This analysis tells us when a material should crystallize – and therefore when to expend effort trying to obtain crystalline sample. For some applications it also tells us how small changes to a molecule might make it more, or less, crystalline.

To assess the predictive power of the model, the accuracy is checked on a separate set of unseen data. Additionally we carried out a small blind-test recrystallisation in the lab using materials that we had predicted to be either crystalline or non-crystalline.

Complementary to CSP

The model inputs are simple facts about each molecule that can be computed from the 2D diagram, such as number and types of atoms, counts of chemical groups present, and connectivity indices. We have attempted to reverse engineer the model (by training it with only a few properties of the molecule) to find out which input facts are most significant. It turns out that just a couple of values for each molecule will still produce a working model that is about 80% accurate – in the paper, we show that rotatable bond count (how flexible is the molecule) and Chi0V (an indirect 2D measure of 3D molecular volume) taken together provide the best accuracy.

Volume can be related to the ease with which a solvated molecule can move from solution to the solid-state, and the more flexible a molecule is, the lower the concentration of the particular conformation which is needed to attach to a crystal surface.
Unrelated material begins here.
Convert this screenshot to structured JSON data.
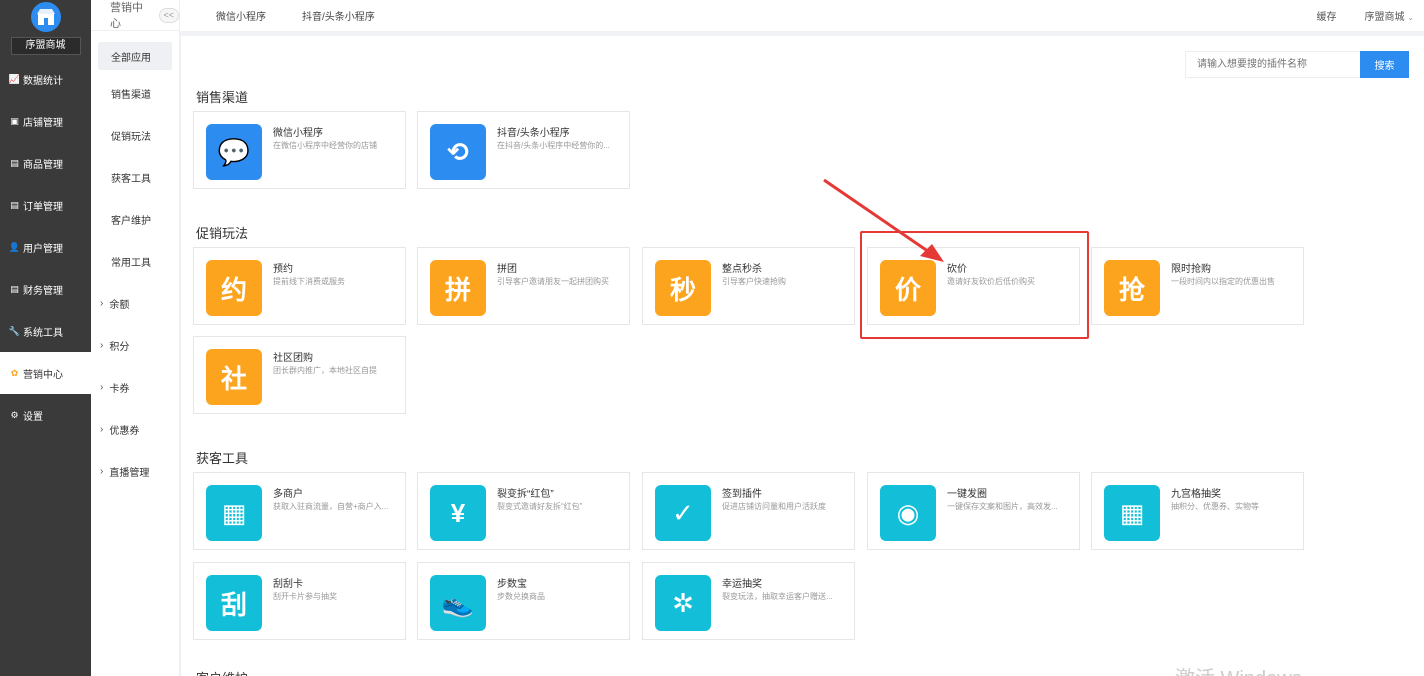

We are currently studying a range of materials that we consider to be on the edge of crystallinity, with a view to gaining more insight into the mechanisms inhibiting their growth into larger crystals.

There are many things that the model doesn’t know about, that we would like to incorporate, but currently don’t have the source data for - principally temperature and solvent.'


Journal articles made easy are journal articles from a range of Royal Society of Chemistry journals that have been re-written into a standard, accessible format. They contain links to the associated Chemistry World article, ChemSpider entries, related journal articles, books and Learn Chemistry resources such as videos of techniques, and resources on theory and activities. They should facilitate students understanding of scientific journal articles and how to extract and interpret the information in them.